Slusser cited Haine’s calculation that the county had spent $270,000 to fight the lawsuits and estimated that employees had worked 2,000 extra man-hours responding to the FOIA requests.

Slusser stated that the majority of Dorman and Hulme’s lawsuits had been dismissed due to “lack of merit” and that judges had sanctioned them in some cases, forcing them to pay county legal fees. He called it a “waste of taxpayer funds” and an “abuse of the legal system.”

“Anyone who claims to be a fiscal conservative and concerned about taxpayer money would’ve already called for an end to this madness,” Slusser wrote. “But our Chairman remains silent. We need a new Chairman.”

Dorman and Hulme said some of their lawsuits have been dismissed due to “technicalities” or “biased” judges in Madison County, but they have successfully petitioned to get some heard outside the Third Judicial Circuit (Madison and Bond counties).

Prenzler said he implored County Board members in 2020 not to fire Dorman and Hulme without a proper administrative review and warned them that it would result in lawsuits requiring the county to spend millions of dollars to fight litigation and pay compensation.

“Every employee is entitled to an administrative review,” Prenzler said.

Teri Maddox is a reporter with the Belleville News-Democrat, a news partner of St. Louis Public Radio.
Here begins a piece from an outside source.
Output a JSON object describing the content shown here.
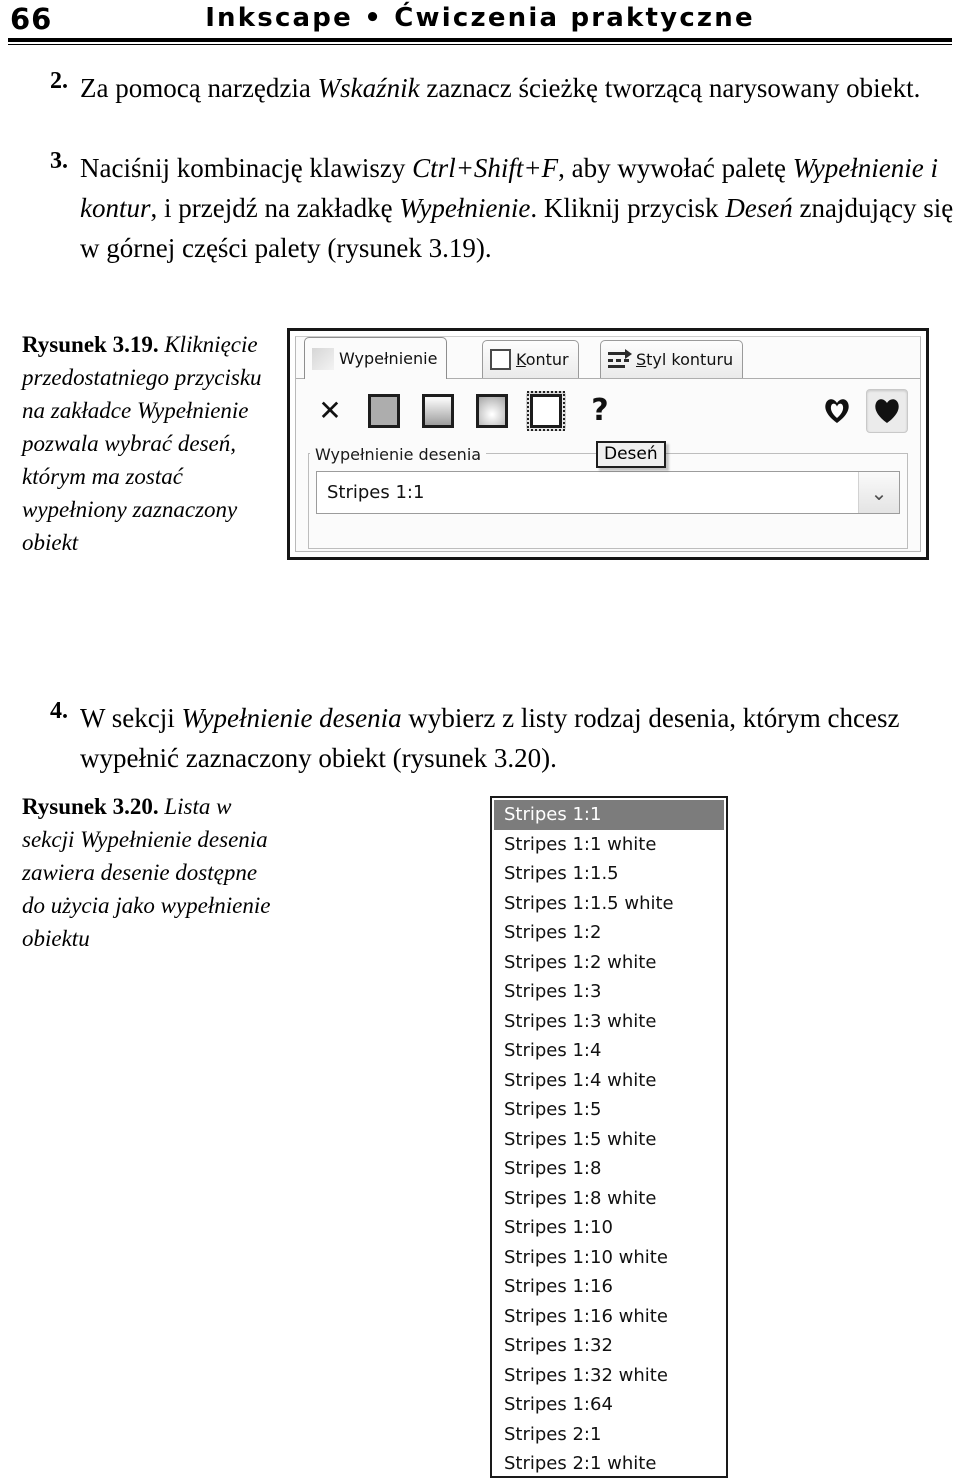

Teri Maddox is a reporter with the Belleville News Democrat, a news partner of St. Louis Public Radio.